METHODS: We enrolled patients with severe aortic stenosis scheduled to undergo TAVR or SAVR at the discretion of the heart team. Participants completed a cognitive battery before and 3 months after TAVR or SAVR, including the Montreal Cognitive Assessment (MoCA), phonemic (letter) verbal fluency, semantic (category) verbal fluency, and the Trail Making test (TMT) A and B. Periprocedural differences in cognition were compared within (pre/post procedure) and between groups using the paired-samples or independent-sample t-test, respectively. The Wilcoxon test was used for non-normally distributed data.

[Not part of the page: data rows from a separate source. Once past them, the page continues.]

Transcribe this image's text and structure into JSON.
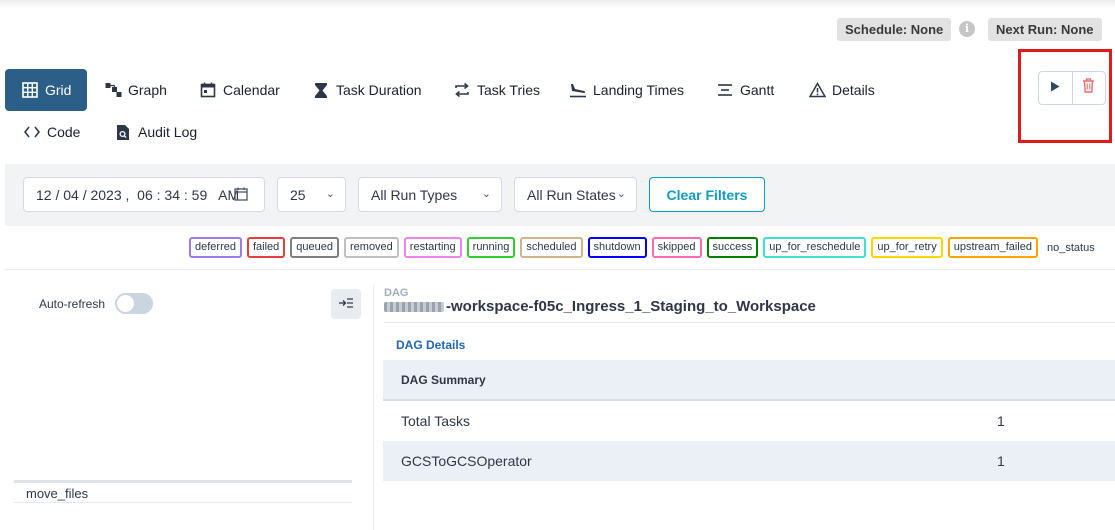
{
  "header": {
    "schedule": "Schedule: None",
    "next_run": "Next Run: None"
  },
  "nav": {
    "grid": "Grid",
    "graph": "Graph",
    "calendar": "Calendar",
    "task_duration": "Task Duration",
    "task_tries": "Task Tries",
    "landing_times": "Landing Times",
    "gantt": "Gantt",
    "details": "Details",
    "code": "Code",
    "audit_log": "Audit Log",
    "active": "Grid"
  },
  "filters": {
    "datetime": "12 / 04 / 2023 ,  06 : 34 : 59   AM",
    "num_runs": "25",
    "run_types": "All Run Types",
    "run_states": "All Run States",
    "clear": "Clear Filters"
  },
  "legend": {
    "states": [
      {
        "label": "deferred",
        "color": "#9f7aea"
      },
      {
        "label": "failed",
        "color": "#e53e3e"
      },
      {
        "label": "queued",
        "color": "#808080"
      },
      {
        "label": "removed",
        "color": "#c0c0c0"
      },
      {
        "label": "restarting",
        "color": "#ee82ee"
      },
      {
        "label": "running",
        "color": "#32cd32"
      },
      {
        "label": "scheduled",
        "color": "#d2b48c"
      },
      {
        "label": "shutdown",
        "color": "#0000ff"
      },
      {
        "label": "skipped",
        "color": "#ff69b4"
      },
      {
        "label": "success",
        "color": "#008000"
      },
      {
        "label": "up_for_reschedule",
        "color": "#40e0d0"
      },
      {
        "label": "up_for_retry",
        "color": "#ffd700"
      },
      {
        "label": "upstream_failed",
        "color": "#ffa500"
      }
    ],
    "no_status": "no_status"
  },
  "grid_panel": {
    "auto_refresh": "Auto-refresh",
    "auto_refresh_on": false,
    "task": "move_files"
  },
  "details_panel": {
    "dag_label": "DAG",
    "dag_id": "-workspace-f05c_Ingress_1_Staging_to_Workspace",
    "section_link": "DAG Details",
    "summary_header": "DAG Summary",
    "rows": [
      {
        "label": "Total Tasks",
        "value": "1"
      },
      {
        "label": "GCSToGCSOperator",
        "value": "1"
      }
    ]
  },
  "colors": {
    "accent": "#2b5f87",
    "clear_filters": "#0d9cc4",
    "highlight_box": "#e01b1b",
    "delete_icon": "#e86b6b"
  }
}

RESULTS: Of the 63 patients (95% men) included, a total of 43 underwent TAVR and 20 underwent SAVR. Patients undergoing TAVR were older than SAVR patients (78 ± 8 years vs 70 ± 7 years, respectively; P<.001), but had similar STS surgical risk scores (4.9% vs 4.7%, respectively; P=.79). At baseline, there were no differences in cognition. At 3 months post TAVR or SAVR, there were no significant differences for MoCA blind score (16 ± 3 vs 16 ± 3, respectively; P=.61), correct responses in semantic fluency (15 ± 5 vs 15 ± 6, respectively; P=.93), correct responses in phonemic fluency (30 ± 12 vs 28 ± 15, respectively; P=.87), TMT A completion time (54 sec [IQR, 42-65 sec] vs 31 sec [IQR, 28-69 sec], respectively; P=.07), or TMT B completion time (161 sec [IQR, 118-300 sec] vs 173 sec [IQR, 110-300 sec], respectively; P=.87).
CONCLUSIONS: In this pilot observational study, we observed no significant differences in cognition at baseline or 3 months between SAVR and TAVR groups.

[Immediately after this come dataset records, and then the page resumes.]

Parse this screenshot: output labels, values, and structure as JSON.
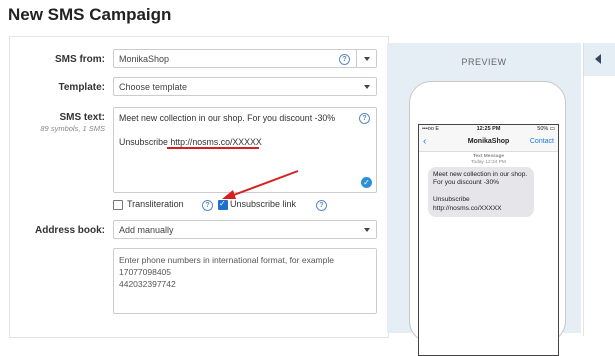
{
  "page": {
    "title": "New SMS Campaign"
  },
  "form": {
    "sms_from": {
      "label": "SMS from:",
      "value": "MonikaShop"
    },
    "template": {
      "label": "Template:",
      "placeholder": "Choose template"
    },
    "sms_text": {
      "label": "SMS text:",
      "meta": "89 symbols, 1 SMS",
      "line1": "Meet new collection in our shop. For you discount -30%",
      "line2": "Unsubscribe http://nosms.co/XXXXX"
    },
    "transliteration": {
      "label": "Transliteration",
      "checked": false
    },
    "unsubscribe_link": {
      "label": "Unsubscribe link",
      "checked": true
    },
    "address_book": {
      "label": "Address book:",
      "value": "Add manually"
    },
    "phones": {
      "placeholder": "Enter phone numbers in international format, for example",
      "examples": [
        "17077098405",
        "442032397742"
      ]
    },
    "help_symbol": "?"
  },
  "preview": {
    "title": "PREVIEW",
    "status_left": "•••oo  E",
    "status_time": "12:25 PM",
    "status_right": "50% ▭",
    "contact_name": "MonikaShop",
    "contact_link": "Contact",
    "stamp_line1": "Text Message",
    "stamp_line2": "Today 12:24 PM",
    "bubble_text": "Meet new collection in our shop.  For you discount -30%\n\nUnsubscribe http://nosms.co/XXXXX"
  },
  "colors": {
    "accent": "#1f6fd1",
    "annotation": "#d62020",
    "preview_bg": "#e6eef5"
  }
}
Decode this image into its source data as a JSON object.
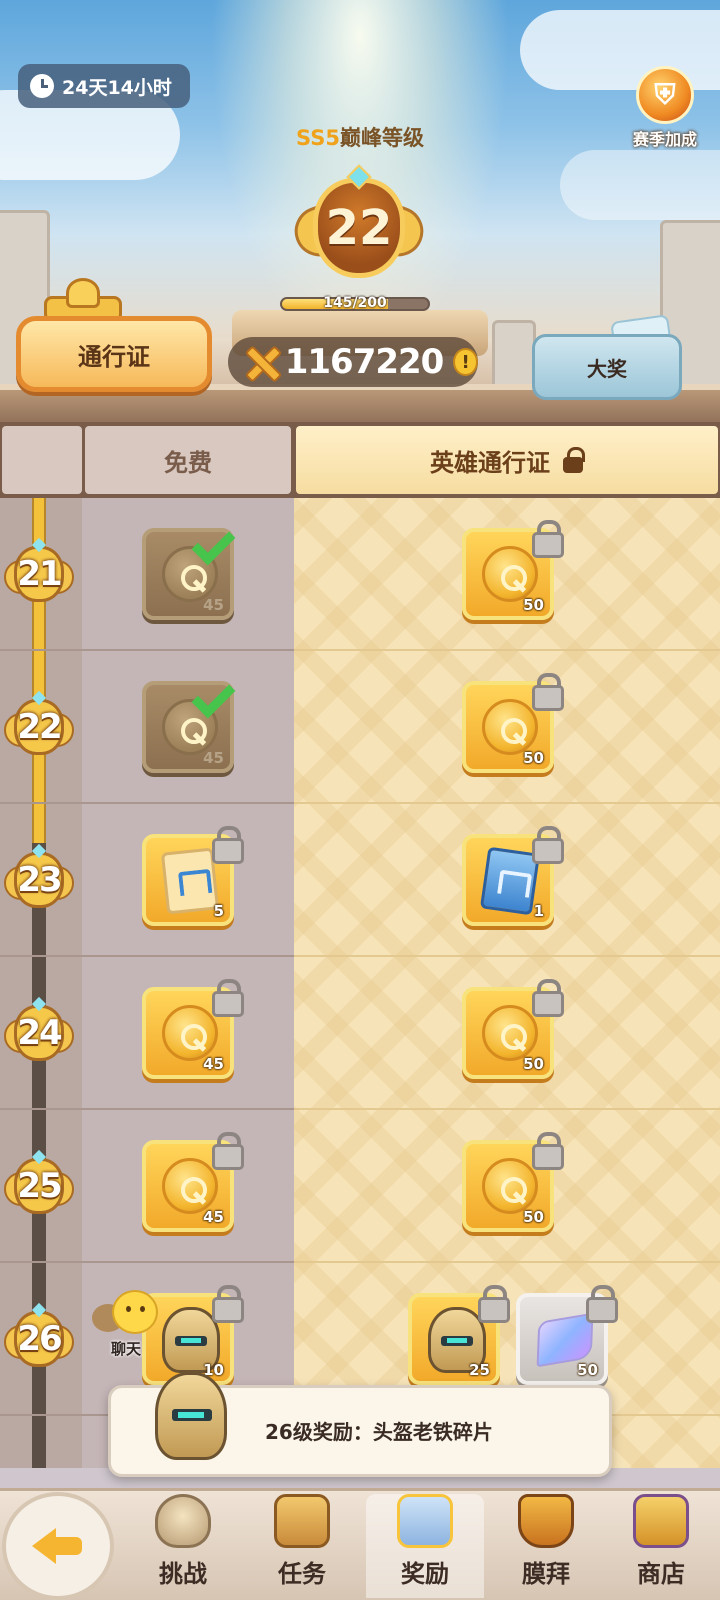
{
  "header": {
    "timer": "24天14小时",
    "season_bonus_label": "赛季加成",
    "rank_prefix": "SS5",
    "rank_suffix": "巅峰等级",
    "level": "22",
    "xp_text": "145/200",
    "xp_progress": 0.725,
    "pass_button": "通行证",
    "currency_value": "1167220",
    "info_glyph": "!",
    "grand_prize": "大奖"
  },
  "columns": {
    "free": "免费",
    "hero": "英雄通行证"
  },
  "rows": [
    {
      "level": "21",
      "free": {
        "icon": "coin-icon",
        "qty": "45",
        "state": "claimed"
      },
      "hero": [
        {
          "icon": "coin-icon",
          "qty": "50",
          "state": "locked"
        }
      ]
    },
    {
      "level": "22",
      "free": {
        "icon": "coin-icon",
        "qty": "45",
        "state": "claimed"
      },
      "hero": [
        {
          "icon": "coin-icon",
          "qty": "50",
          "state": "locked"
        }
      ]
    },
    {
      "level": "23",
      "free": {
        "icon": "ticket-icon",
        "qty": "5",
        "state": "locked"
      },
      "hero": [
        {
          "icon": "blue-ticket-icon",
          "qty": "1",
          "state": "locked"
        }
      ]
    },
    {
      "level": "24",
      "free": {
        "icon": "coin-icon",
        "qty": "45",
        "state": "locked"
      },
      "hero": [
        {
          "icon": "coin-icon",
          "qty": "50",
          "state": "locked"
        }
      ]
    },
    {
      "level": "25",
      "free": {
        "icon": "coin-icon",
        "qty": "45",
        "state": "locked"
      },
      "hero": [
        {
          "icon": "coin-icon",
          "qty": "50",
          "state": "locked"
        }
      ]
    },
    {
      "level": "26",
      "free": {
        "icon": "helmet-icon",
        "qty": "10",
        "state": "locked"
      },
      "hero": [
        {
          "icon": "helmet-icon",
          "qty": "25",
          "state": "locked"
        },
        {
          "icon": "crystal-icon",
          "qty": "50",
          "state": "locked"
        }
      ]
    }
  ],
  "chat_label": "聊天",
  "tooltip_text": "26级奖励：头盔老铁碎片",
  "nav": {
    "tabs": [
      "挑战",
      "任务",
      "奖励",
      "膜拜",
      "商店"
    ],
    "active": "奖励"
  }
}
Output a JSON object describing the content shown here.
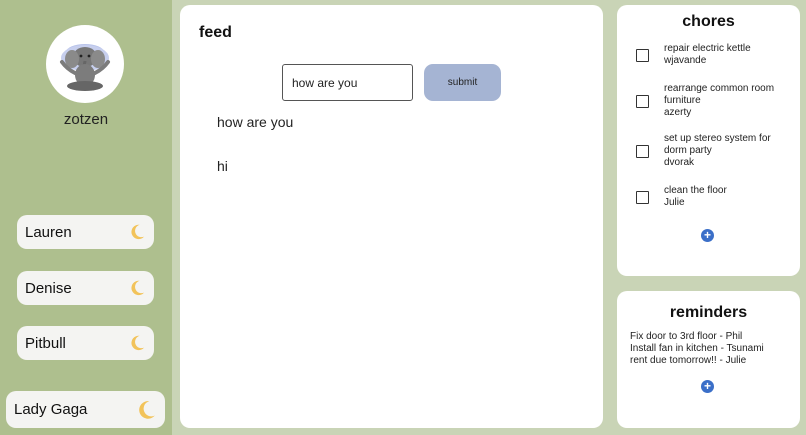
{
  "sidebar": {
    "username": "zotzen",
    "members": [
      {
        "name": "Lauren",
        "status_icon": "moon-icon"
      },
      {
        "name": "Denise",
        "status_icon": "moon-icon"
      },
      {
        "name": "Pitbull",
        "status_icon": "moon-icon"
      },
      {
        "name": "Lady Gaga",
        "status_icon": "moon-icon"
      }
    ]
  },
  "feed": {
    "title": "feed",
    "input_value": "how are you",
    "submit_label": "submit",
    "messages": [
      "how are you",
      "hi"
    ]
  },
  "chores": {
    "title": "chores",
    "items": [
      {
        "task": "repair electric kettle",
        "assignee": "wjavande",
        "checked": false
      },
      {
        "task": "rearrange common room furniture",
        "assignee": "azerty",
        "checked": false
      },
      {
        "task": "set up stereo system for dorm party",
        "assignee": "dvorak",
        "checked": false
      },
      {
        "task": "clean the floor",
        "assignee": "Julie",
        "checked": false
      }
    ],
    "add_label": "+"
  },
  "reminders": {
    "title": "reminders",
    "items": [
      "Fix door to 3rd floor - Phil",
      "Install fan in kitchen - Tsunami",
      "rent due tomorrow!! - Julie"
    ],
    "add_label": "+"
  },
  "colors": {
    "page_bg": "#c9d4b6",
    "sidebar_bg": "#aebf8e",
    "submit_bg": "#a5b4d3",
    "accent_blue": "#3b6fc8",
    "moon": "#f2c35a"
  }
}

|Original language||English (US)|
|Number of pages||6|
|Journal||The Journal of invasive cardiology|
|State||Published - Jan 2020|
PubMed: MeSH publication types
- Journal Article